  12. No public regrets over shutting down nukes tells me global warming isn’t a hazard anymore.

  13. Sad.
    I trained for years at the VY Simulator. I knew people who worked there and at Kewanee. Yes, from a purely economic stand point, it all makes sense. From a fair market standpoint it stinks. Subsidies make wind power and solar power and ethanol production “look” like America’s answer to breaking ties with oversees supplies of energy.

    Local wind turbine production factories were laying people off when the wind power subsidy was in jeopardy. No one was investing in those landscape trashing towers until they knew they’d get paid for it. Ethanol Plants in the midwest were being shutdown when that subsidy was going away. It couldn’t stay competitive without the help.

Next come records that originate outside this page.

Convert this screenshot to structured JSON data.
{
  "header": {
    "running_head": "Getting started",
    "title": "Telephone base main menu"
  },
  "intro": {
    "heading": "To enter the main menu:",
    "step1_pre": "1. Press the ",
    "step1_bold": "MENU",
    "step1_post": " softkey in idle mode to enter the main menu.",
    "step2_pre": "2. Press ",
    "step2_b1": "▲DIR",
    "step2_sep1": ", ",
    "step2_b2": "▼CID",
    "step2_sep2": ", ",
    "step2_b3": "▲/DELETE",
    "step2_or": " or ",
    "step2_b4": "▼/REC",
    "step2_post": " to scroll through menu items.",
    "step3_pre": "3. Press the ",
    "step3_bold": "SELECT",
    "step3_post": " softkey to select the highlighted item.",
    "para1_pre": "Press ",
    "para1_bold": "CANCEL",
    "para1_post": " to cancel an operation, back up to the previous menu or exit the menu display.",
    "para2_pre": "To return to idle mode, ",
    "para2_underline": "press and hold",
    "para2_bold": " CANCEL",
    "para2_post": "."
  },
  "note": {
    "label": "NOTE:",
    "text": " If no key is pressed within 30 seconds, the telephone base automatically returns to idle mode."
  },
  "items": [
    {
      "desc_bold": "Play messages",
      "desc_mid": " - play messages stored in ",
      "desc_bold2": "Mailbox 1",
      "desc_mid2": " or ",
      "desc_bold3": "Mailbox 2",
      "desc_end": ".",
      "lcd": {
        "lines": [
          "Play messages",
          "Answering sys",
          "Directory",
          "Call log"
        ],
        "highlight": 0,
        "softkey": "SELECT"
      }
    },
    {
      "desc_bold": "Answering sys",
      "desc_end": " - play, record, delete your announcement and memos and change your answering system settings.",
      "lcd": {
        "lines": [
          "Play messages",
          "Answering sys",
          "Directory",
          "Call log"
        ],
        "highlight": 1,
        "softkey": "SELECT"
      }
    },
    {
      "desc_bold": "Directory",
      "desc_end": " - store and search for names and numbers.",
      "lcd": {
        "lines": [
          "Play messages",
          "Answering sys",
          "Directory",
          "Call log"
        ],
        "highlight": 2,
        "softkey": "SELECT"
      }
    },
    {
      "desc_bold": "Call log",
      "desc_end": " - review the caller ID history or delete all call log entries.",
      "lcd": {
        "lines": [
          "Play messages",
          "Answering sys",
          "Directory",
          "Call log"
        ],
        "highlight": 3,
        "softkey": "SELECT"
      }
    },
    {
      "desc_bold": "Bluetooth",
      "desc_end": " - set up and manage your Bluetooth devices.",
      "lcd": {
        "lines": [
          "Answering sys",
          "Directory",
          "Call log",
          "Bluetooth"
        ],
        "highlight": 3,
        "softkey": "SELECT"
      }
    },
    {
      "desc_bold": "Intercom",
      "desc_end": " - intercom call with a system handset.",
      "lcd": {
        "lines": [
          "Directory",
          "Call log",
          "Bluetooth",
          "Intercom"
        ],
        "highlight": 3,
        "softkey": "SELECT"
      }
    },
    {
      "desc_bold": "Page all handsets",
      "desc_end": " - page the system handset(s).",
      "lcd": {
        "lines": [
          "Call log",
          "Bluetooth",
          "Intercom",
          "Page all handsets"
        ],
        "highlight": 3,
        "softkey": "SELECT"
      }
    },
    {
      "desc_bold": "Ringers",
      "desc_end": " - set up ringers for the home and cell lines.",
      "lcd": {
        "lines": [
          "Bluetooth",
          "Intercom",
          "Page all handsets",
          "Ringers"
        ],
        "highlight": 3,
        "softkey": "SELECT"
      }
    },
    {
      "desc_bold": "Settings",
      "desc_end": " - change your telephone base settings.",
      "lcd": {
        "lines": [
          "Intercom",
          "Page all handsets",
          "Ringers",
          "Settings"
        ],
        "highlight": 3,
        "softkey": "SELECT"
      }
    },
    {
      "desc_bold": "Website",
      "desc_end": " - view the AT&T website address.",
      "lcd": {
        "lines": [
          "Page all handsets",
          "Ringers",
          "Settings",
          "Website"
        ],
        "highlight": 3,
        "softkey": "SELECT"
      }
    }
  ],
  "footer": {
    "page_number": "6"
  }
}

    Given the choice, I would rather live across the street from a nuclear plant then be surrounded by 500, 2.5 MWe towers. Frankly, until they can build an “renewable energy source LIKE nuclear power” electrical facility in the same footprint as a nuclear plant, I don’t consider the trade off worth it.

    Sad, very sad.

    (I worked in the nuclear industry from before TMI and Chernobyl and shortly before the tragedy in Japan. I was privileged to earn the FIRST Bachelor of Science Degree in Nuclear Engineering from Iowa State University, so I know a little something about nuclear power)

  14. Entergy has expressed its intention to place VY in SAFSTOR, theoretically a well maintained cold standby could allow the plant to be reactivated after a future refurbishment/inspection as at Bruce & Brown’s Ferry (far cheaper anyway than the $2.4-5 billion minimum for a new reactor of its size). Today’s regulatory barriers blocking the simple reissuance of an operating license are bureaucratic artifices and could simply be changed in the near future with a minimum of fuss. As has been pointed out some $500 million in added regulatory compliance was recently imposed on VY by the NRC, I suspect this was the primary reason behind Entergy’s decision.

    Statistical data is going to be gathered in the wake of the VY shutdown concerning VT air quality, electricity rates (EIA already reports Boston hub gas futures are up), the productivity of wind and the other renewable resources which have long represented that they could fill the gap, regional tax revenue, employment, and post VY VT & system wide ISO-NE CO2 emissions. If ISO-NE cannot at least maintain the status quo it will form a powerful future case for wholesale reform.

  15. @Aaron:

    I agree with you, in principle. The “bureaucratic artifices” are, however, quite real and will require a focused, well resourced effort to remove. They were not erected by accident and the people who worked hard to make sure that Vermont Yankee would permanently disappear as a competitor in “their” market will not stand idly by as nuclear technology advocates work to prevent them from benefitting from the fruits of their labor.

    That said, it is an immensely important and potentially rewarding endeavor. It is definitely on my list of important actions that need to be started in an effort aimed to help Americans – and the rest of the people who live in countries where the antinuclear opposition has been so active and effective – understand the value of nuclear fission power to reduce our dependence on hydrocarbon suppliers.

    (I want to be clear; I LIKE natural gas as a product. I just do not like the way that its suppliers manipulate the market and the public and I like the characteristics of fission much better. I guess some might say I am a fission fan-boy.)

  16. Rod Adams | September 13, 2013 at 01:52 |
    @Aaron:
    I agree with you, in principle. The “bureaucratic artifices” are, however, quite real and will require a focused, well resourced effort to remove. It is definitely on my list of important actions that need to be started in an effort aimed to help Americans

    So who do we write?